That enticing blues-meets-chill sound can be heard on tracks such as Cream And Sugar, which features Euge Groove. While the song’s retro melody has the comfortably familiar feel of ’70s soul-jazz, Brown’s production places the tune firmly on the cutting edge. There’s also the disc’s title track, with its distinctly Eastern Bloc feel that’s are given a familiar American flavor courtesy of Golub’s robust blues guitar licks.
Elsewhere, TEMPTATION showcases the jazz, blues and pop/rock sounds that have earmarked Jeff Golub’s smooth jazz solo career. TEMPTATION’s opening cut, Uptown Express, is the prototypical Golub cut, a track that he describes as “live, in-the studio soul-jazz. I live on the Upper West Side of Manhattan.” the guitarist explains, “Uptown Manhattan has always been a center for jazz and Latin music. The Uptown Express is the fastest way to get there.”
There is also On The Wes Side, a nod to both Manhattan’s West Side and to one of his favorite jazz musicians, guitarist Wes Montgomery. “I was trying to get something that reminded me of Wes’ tune Bumpin’ On Sunset, that sort of groove that just keeps simmering along, but with an updated, modern sound,” explains Golub. New York City is again referenced on Metro Café, a jazzy, Latin-tinged tune named for Manhattan’s Metropolitan Café, a popular restaurant and local musician hangout.
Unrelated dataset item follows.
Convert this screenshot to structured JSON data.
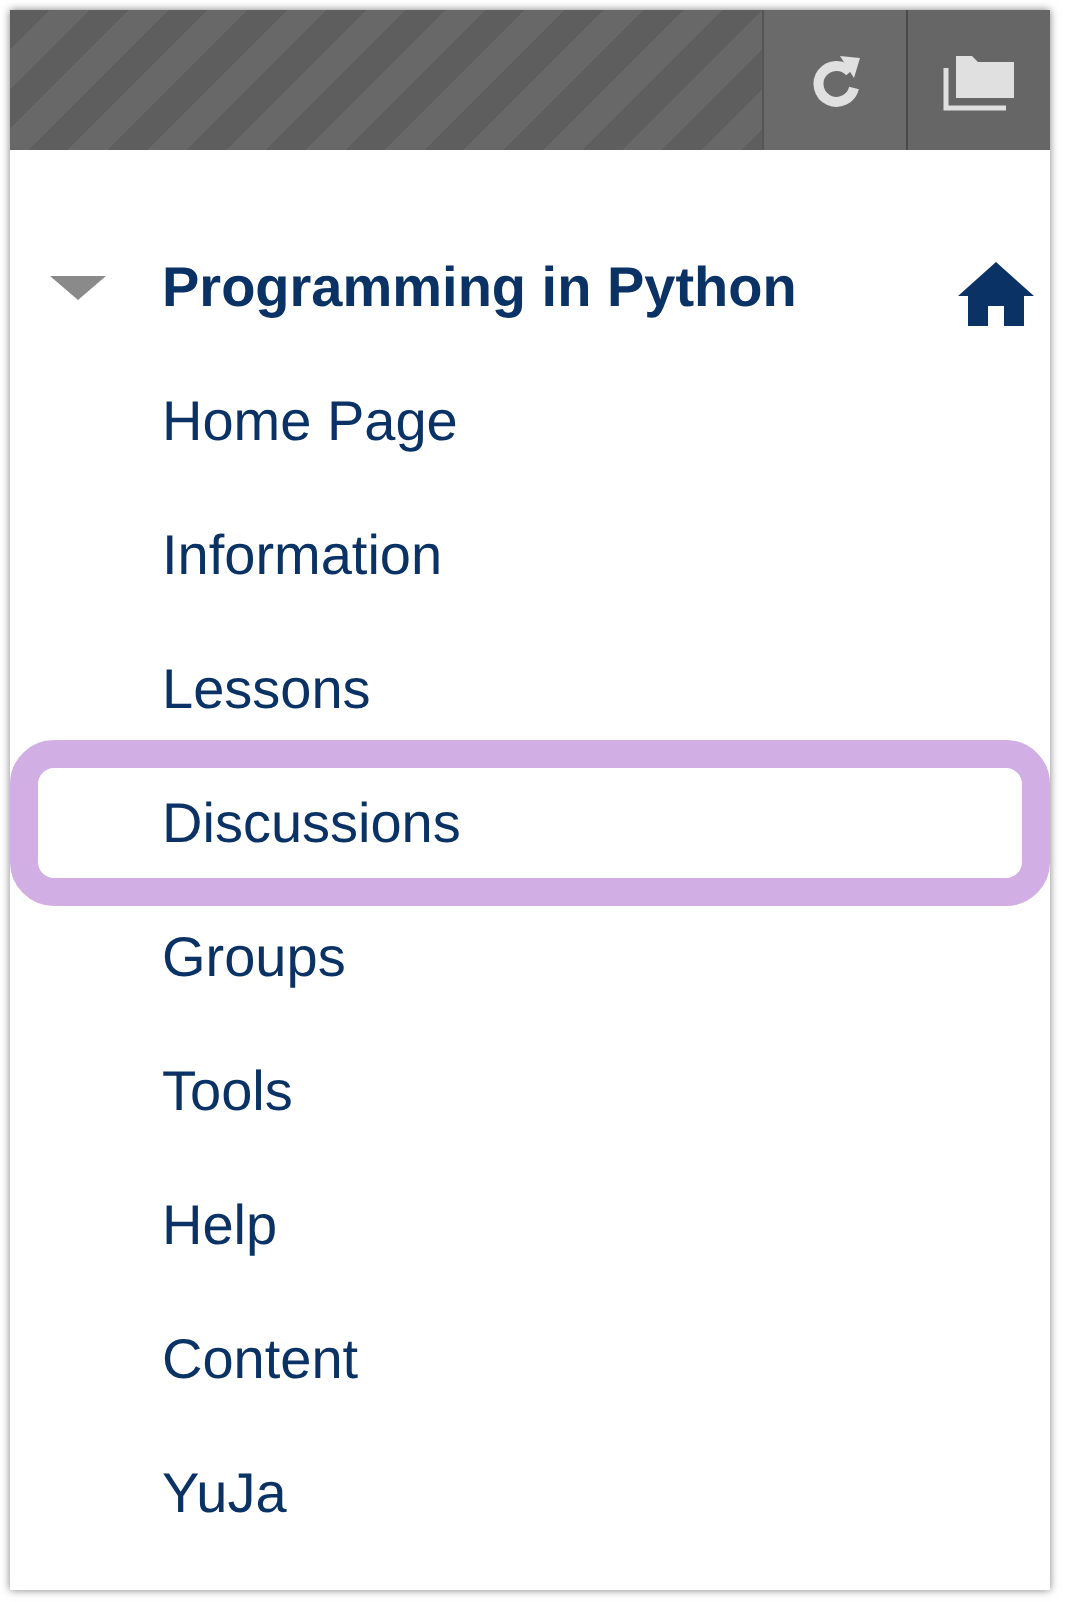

Mostly cut live in the studio, the tune showcases longtime Golub cohorts Steve Ferrone (drums), Mitch Forman (keyboards), and Dave Carpenter (upright bass).
Golub brings both the blues and the funk to the fore on Take Me Home, a turn-it-up-to-ten vehicle for his smoldering guitar work. Still, TEMPTATION would not be a Jeff Golub CD without at least one gentle romantic number, in the form of Just For You. Beauty to Take Me Home’s beast, Just For You showcases the sophisticated, late night vibe that Golub loves to pull out of his six-string trick bag.
TEMPTATION closes out with Simple Pleasures, which is the first track from the disc to go to radio. Here, Golub reminds us that all the cool vibes and dynamic chops in the world mean nothing without a good hook and a strong melody. Smooth, sophisticated and set to a decidedly urban groove, the song’s unforgettable melody is sung by Golub’s guitar in unison with flugelhorn and tenor saxophone. It’s a classy, fitting ending to Golub’s latest aural TEMPTATION.
Born in Akron, Ohio, Jeff Golub studied at the Berklee College of Music before moving to New York City at the dawn of the 1980s. He achieved notoriety amongst both his peers and music fans as the guitarist in Billy Squier’s band from 1980-1985. He then became a sought-after sideman and studio guitarist, and, after a stint playing alongside former J. Geils Band frontman Peter Wolf, he joined Rod Stewart’s band in 1988. Golub held down the guitar chair with Stewart until 1995, when he left to concentrate on a solo career.
Golub initially laid the groundwork for his solo career in 1988, with the release of UNSPOKEN WORDS, his first project under his own name. Upon leaving Stewart, Golub established himself at the forefront of contemporary jazz with the collective project Avenue Blue, a moniker under which three releases were issued. Golub’s transition to solo artist was completed in 1999 with the release of the appropriately titled OUT OF THE BLUE. His 2000 release DANGEROUS CURVES spent 12 weeks in the top 20 of Billboard’s Top Contemporary Jazz Albums chart and gave the guitarist both a No. 1 and No. 2 NAC single.
In 2002, Golub released DO IT AGAIN, which peaked at #8 on Billboard’s chart. The disc included his take on the Average White Band’s Cut The Cake. The song spent a total of six weeks as the #1 most played song on NAC radio. 2003 brought the release of SOUL SESSIONS – a recording with a live, in-the-studio sound. This album also reached Billboard’s Contemporary Jazz Top10.